EXTRACTED RECORDS section start

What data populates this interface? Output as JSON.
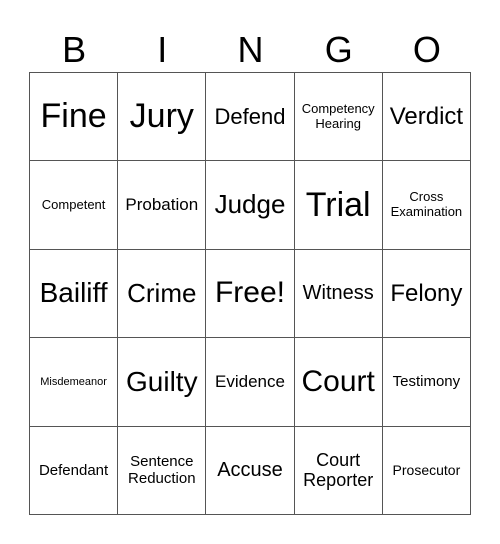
{
  "header": [
    "B",
    "I",
    "N",
    "G",
    "O"
  ],
  "cells": [
    "Fine",
    "Jury",
    "Defend",
    "Competency\nHearing",
    "Verdict",
    "Competent",
    "Probation",
    "Judge",
    "Trial",
    "Cross\nExamination",
    "Bailiff",
    "Crime",
    "Free!",
    "Witness",
    "Felony",
    "Misdemeanor",
    "Guilty",
    "Evidence",
    "Court",
    "Testimony",
    "Defendant",
    "Sentence\nReduction",
    "Accuse",
    "Court\nReporter",
    "Prosecutor"
  ]
}
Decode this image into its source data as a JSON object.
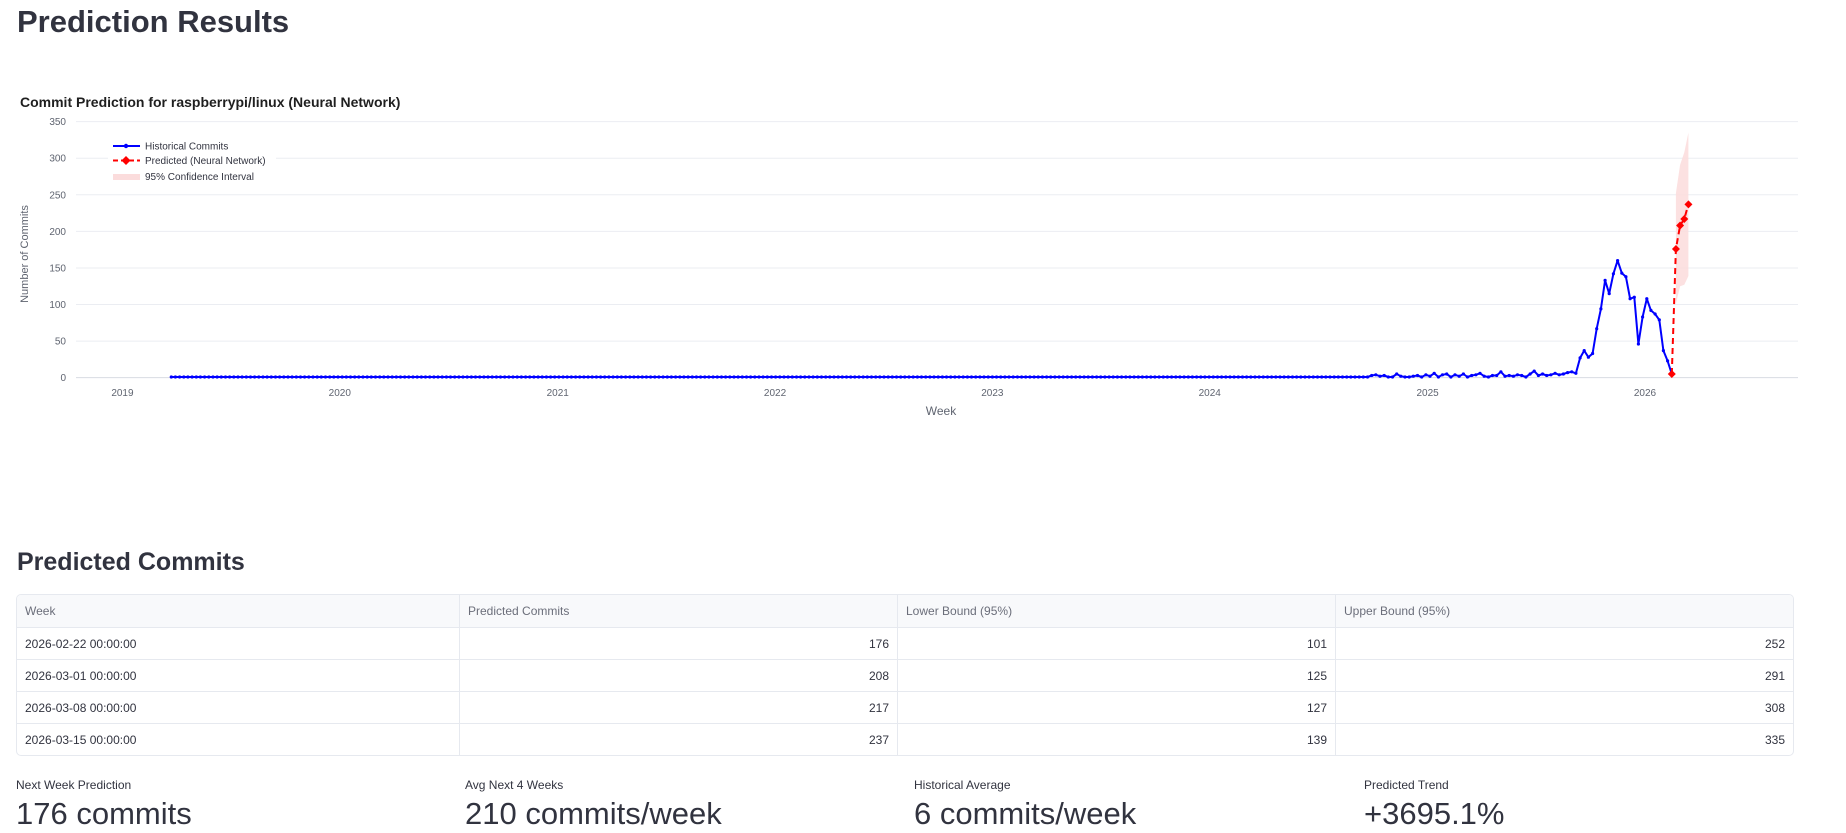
{
  "page": {
    "title": "Prediction Results",
    "table_title": "Predicted Commits"
  },
  "colors": {
    "historical": "#0000ff",
    "predicted": "#ff0000",
    "ci_fill": "#fbdcdc"
  },
  "chart_data": {
    "type": "line",
    "title": "Commit Prediction for raspberrypi/linux (Neural Network)",
    "xlabel": "Week",
    "ylabel": "Number of Commits",
    "ylim": [
      -10,
      355
    ],
    "yticks": [
      0,
      50,
      100,
      150,
      200,
      250,
      300,
      350
    ],
    "xlim": [
      "2018-10-15",
      "2026-09-15"
    ],
    "xticks": [
      "2019",
      "2020",
      "2021",
      "2022",
      "2023",
      "2024",
      "2025",
      "2026"
    ],
    "grid": true,
    "legend_position": "top-left",
    "historical": {
      "name": "Historical Commits",
      "start_date": "2019-03-24",
      "weekly_flat_until": "2024-09-22",
      "flat_value": 1,
      "points": [
        [
          "2024-09-22",
          1
        ],
        [
          "2024-09-29",
          3
        ],
        [
          "2024-10-06",
          4
        ],
        [
          "2024-10-13",
          2
        ],
        [
          "2024-10-20",
          3
        ],
        [
          "2024-10-27",
          1
        ],
        [
          "2024-11-03",
          1
        ],
        [
          "2024-11-10",
          5
        ],
        [
          "2024-11-17",
          2
        ],
        [
          "2024-11-24",
          1
        ],
        [
          "2024-12-01",
          1
        ],
        [
          "2024-12-08",
          2
        ],
        [
          "2024-12-15",
          3
        ],
        [
          "2024-12-22",
          1
        ],
        [
          "2024-12-29",
          4
        ],
        [
          "2025-01-05",
          2
        ],
        [
          "2025-01-12",
          6
        ],
        [
          "2025-01-19",
          1
        ],
        [
          "2025-01-26",
          4
        ],
        [
          "2025-02-02",
          5
        ],
        [
          "2025-02-09",
          1
        ],
        [
          "2025-02-16",
          4
        ],
        [
          "2025-02-23",
          2
        ],
        [
          "2025-03-02",
          5
        ],
        [
          "2025-03-09",
          1
        ],
        [
          "2025-03-16",
          3
        ],
        [
          "2025-03-23",
          4
        ],
        [
          "2025-03-30",
          6
        ],
        [
          "2025-04-06",
          2
        ],
        [
          "2025-04-13",
          1
        ],
        [
          "2025-04-20",
          3
        ],
        [
          "2025-04-27",
          3
        ],
        [
          "2025-05-04",
          8
        ],
        [
          "2025-05-11",
          2
        ],
        [
          "2025-05-18",
          3
        ],
        [
          "2025-05-25",
          2
        ],
        [
          "2025-06-01",
          4
        ],
        [
          "2025-06-08",
          3
        ],
        [
          "2025-06-15",
          1
        ],
        [
          "2025-06-22",
          5
        ],
        [
          "2025-06-29",
          9
        ],
        [
          "2025-07-06",
          3
        ],
        [
          "2025-07-13",
          5
        ],
        [
          "2025-07-20",
          3
        ],
        [
          "2025-07-27",
          4
        ],
        [
          "2025-08-03",
          6
        ],
        [
          "2025-08-10",
          4
        ],
        [
          "2025-08-17",
          5
        ],
        [
          "2025-08-24",
          7
        ],
        [
          "2025-08-31",
          8
        ],
        [
          "2025-09-07",
          6
        ],
        [
          "2025-09-14",
          27
        ],
        [
          "2025-09-21",
          37
        ],
        [
          "2025-09-28",
          28
        ],
        [
          "2025-10-05",
          33
        ],
        [
          "2025-10-12",
          67
        ],
        [
          "2025-10-19",
          94
        ],
        [
          "2025-10-26",
          133
        ],
        [
          "2025-11-02",
          115
        ],
        [
          "2025-11-09",
          142
        ],
        [
          "2025-11-16",
          160
        ],
        [
          "2025-11-23",
          143
        ],
        [
          "2025-11-30",
          138
        ],
        [
          "2025-12-07",
          108
        ],
        [
          "2025-12-14",
          110
        ],
        [
          "2025-12-21",
          46
        ],
        [
          "2025-12-28",
          83
        ],
        [
          "2026-01-04",
          108
        ],
        [
          "2026-01-11",
          92
        ],
        [
          "2026-01-18",
          87
        ],
        [
          "2026-01-25",
          79
        ],
        [
          "2026-02-01",
          37
        ],
        [
          "2026-02-08",
          23
        ],
        [
          "2026-02-15",
          5
        ]
      ]
    },
    "predicted": {
      "name": "Predicted (Neural Network)",
      "points": [
        [
          "2026-02-15",
          5
        ],
        [
          "2026-02-22",
          176
        ],
        [
          "2026-03-01",
          208
        ],
        [
          "2026-03-08",
          217
        ],
        [
          "2026-03-15",
          237
        ]
      ]
    },
    "confidence": {
      "name": "95% Confidence Interval",
      "lower": [
        [
          "2026-02-22",
          101
        ],
        [
          "2026-03-01",
          125
        ],
        [
          "2026-03-08",
          127
        ],
        [
          "2026-03-15",
          139
        ]
      ],
      "upper": [
        [
          "2026-02-22",
          252
        ],
        [
          "2026-03-01",
          291
        ],
        [
          "2026-03-08",
          308
        ],
        [
          "2026-03-15",
          335
        ]
      ]
    }
  },
  "table": {
    "headers": [
      "Week",
      "Predicted Commits",
      "Lower Bound (95%)",
      "Upper Bound (95%)"
    ],
    "rows": [
      [
        "2026-02-22 00:00:00",
        "176",
        "101",
        "252"
      ],
      [
        "2026-03-01 00:00:00",
        "208",
        "125",
        "291"
      ],
      [
        "2026-03-08 00:00:00",
        "217",
        "127",
        "308"
      ],
      [
        "2026-03-15 00:00:00",
        "237",
        "139",
        "335"
      ]
    ]
  },
  "metrics": [
    {
      "label": "Next Week Prediction",
      "value": "176 commits"
    },
    {
      "label": "Avg Next 4 Weeks",
      "value": "210 commits/week"
    },
    {
      "label": "Historical Average",
      "value": "6 commits/week"
    },
    {
      "label": "Predicted Trend",
      "value": "+3695.1%"
    }
  ]
}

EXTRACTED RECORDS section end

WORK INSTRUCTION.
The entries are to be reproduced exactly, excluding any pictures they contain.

TASK SOLUTION.
What data populates this interface? Output as JSON.
{
  "header": [
    "B",
    "I",
    "N",
    "G",
    "O"
  ],
  "cells": [
    "Fine",
    "Jury",
    "Defend",
    "Competency\nHearing",
    "Verdict",
    "Competent",
    "Probation",
    "Judge",
    "Trial",
    "Cross\nExamination",
    "Bailiff",
    "Crime",
    "Free!",
    "Witness",
    "Felony",
    "Misdemeanor",
    "Guilty",
    "Evidence",
    "Court",
    "Testimony",
    "Defendant",
    "Sentence\nReduction",
    "Accuse",
    "Court\nReporter",
    "Prosecutor"
  ]
}
Decode this image into its source data as a JSON object.
{
  "page": {
    "title": "Prediction Results",
    "table_title": "Predicted Commits"
  },
  "colors": {
    "historical": "#0000ff",
    "predicted": "#ff0000",
    "ci_fill": "#fbdcdc"
  },
  "chart_data": {
    "type": "line",
    "title": "Commit Prediction for raspberrypi/linux (Neural Network)",
    "xlabel": "Week",
    "ylabel": "Number of Commits",
    "ylim": [
      -10,
      355
    ],
    "yticks": [
      0,
      50,
      100,
      150,
      200,
      250,
      300,
      350
    ],
    "xlim": [
      "2018-10-15",
      "2026-09-15"
    ],
    "xticks": [
      "2019",
      "2020",
      "2021",
      "2022",
      "2023",
      "2024",
      "2025",
      "2026"
    ],
    "grid": true,
    "legend_position": "top-left",
    "historical": {
      "name": "Historical Commits",
      "start_date": "2019-03-24",
      "weekly_flat_until": "2024-09-22",
      "flat_value": 1,
      "points": [
        [
          "2024-09-22",
          1
        ],
        [
          "2024-09-29",
          3
        ],
        [
          "2024-10-06",
          4
        ],
        [
          "2024-10-13",
          2
        ],
        [
          "2024-10-20",
          3
        ],
        [
          "2024-10-27",
          1
        ],
        [
          "2024-11-03",
          1
        ],
        [
          "2024-11-10",
          5
        ],
        [
          "2024-11-17",
          2
        ],
        [
          "2024-11-24",
          1
        ],
        [
          "2024-12-01",
          1
        ],
        [
          "2024-12-08",
          2
        ],
        [
          "2024-12-15",
          3
        ],
        [
          "2024-12-22",
          1
        ],
        [
          "2024-12-29",
          4
        ],
        [
          "2025-01-05",
          2
        ],
        [
          "2025-01-12",
          6
        ],
        [
          "2025-01-19",
          1
        ],
        [
          "2025-01-26",
          4
        ],
        [
          "2025-02-02",
          5
        ],
        [
          "2025-02-09",
          1
        ],
        [
          "2025-02-16",
          4
        ],
        [
          "2025-02-23",
          2
        ],
        [
          "2025-03-02",
          5
        ],
        [
          "2025-03-09",
          1
        ],
        [
          "2025-03-16",
          3
        ],
        [
          "2025-03-23",
          4
        ],
        [
          "2025-03-30",
          6
        ],
        [
          "2025-04-06",
          2
        ],
        [
          "2025-04-13",
          1
        ],
        [
          "2025-04-20",
          3
        ],
        [
          "2025-04-27",
          3
        ],
        [
          "2025-05-04",
          8
        ],
        [
          "2025-05-11",
          2
        ],
        [
          "2025-05-18",
          3
        ],
        [
          "2025-05-25",
          2
        ],
        [
          "2025-06-01",
          4
        ],
        [
          "2025-06-08",
          3
        ],
        [
          "2025-06-15",
          1
        ],
        [
          "2025-06-22",
          5
        ],
        [
          "2025-06-29",
          9
        ],
        [
          "2025-07-06",
          3
        ],
        [
          "2025-07-13",
          5
        ],
        [
          "2025-07-20",
          3
        ],
        [
          "2025-07-27",
          4
        ],
        [
          "2025-08-03",
          6
        ],
        [
          "2025-08-10",
          4
        ],
        [
          "2025-08-17",
          5
        ],
        [
          "2025-08-24",
          7
        ],
        [
          "2025-08-31",
          8
        ],
        [
          "2025-09-07",
          6
        ],
        [
          "2025-09-14",
          27
        ],
        [
          "2025-09-21",
          37
        ],
        [
          "2025-09-28",
          28
        ],
        [
          "2025-10-05",
          33
        ],
        [
          "2025-10-12",
          67
        ],
        [
          "2025-10-19",
          94
        ],
        [
          "2025-10-26",
          133
        ],
        [
          "2025-11-02",
          115
        ],
        [
          "2025-11-09",
          142
        ],
        [
          "2025-11-16",
          160
        ],
        [
          "2025-11-23",
          143
        ],
        [
          "2025-11-30",
          138
        ],
        [
          "2025-12-07",
          108
        ],
        [
          "2025-12-14",
          110
        ],
        [
          "2025-12-21",
          46
        ],
        [
          "2025-12-28",
          83
        ],
        [
          "2026-01-04",
          108
        ],
        [
          "2026-01-11",
          92
        ],
        [
          "2026-01-18",
          87
        ],
        [
          "2026-01-25",
          79
        ],
        [
          "2026-02-01",
          37
        ],
        [
          "2026-02-08",
          23
        ],
        [
          "2026-02-15",
          5
        ]
      ]
    },
    "predicted": {
      "name": "Predicted (Neural Network)",
      "points": [
        [
          "2026-02-15",
          5
        ],
        [
          "2026-02-22",
          176
        ],
        [
          "2026-03-01",
          208
        ],
        [
          "2026-03-08",
          217
        ],
        [
          "2026-03-15",
          237
        ]
      ]
    },
    "confidence": {
      "name": "95% Confidence Interval",
      "lower": [
        [
          "2026-02-22",
          101
        ],
        [
          "2026-03-01",
          125
        ],
        [
          "2026-03-08",
          127
        ],
        [
          "2026-03-15",
          139
        ]
      ],
      "upper": [
        [
          "2026-02-22",
          252
        ],
        [
          "2026-03-01",
          291
        ],
        [
          "2026-03-08",
          308
        ],
        [
          "2026-03-15",
          335
        ]
      ]
    }
  },
  "table": {
    "headers": [
      "Week",
      "Predicted Commits",
      "Lower Bound (95%)",
      "Upper Bound (95%)"
    ],
    "rows": [
      [
        "2026-02-22 00:00:00",
        "176",
        "101",
        "252"
      ],
      [
        "2026-03-01 00:00:00",
        "208",
        "125",
        "291"
      ],
      [
        "2026-03-08 00:00:00",
        "217",
        "127",
        "308"
      ],
      [
        "2026-03-15 00:00:00",
        "237",
        "139",
        "335"
      ]
    ]
  },
  "metrics": [
    {
      "label": "Next Week Prediction",
      "value": "176 commits"
    },
    {
      "label": "Avg Next 4 Weeks",
      "value": "210 commits/week"
    },
    {
      "label": "Historical Average",
      "value": "6 commits/week"
    },
    {
      "label": "Predicted Trend",
      "value": "+3695.1%"
    }
  ]
}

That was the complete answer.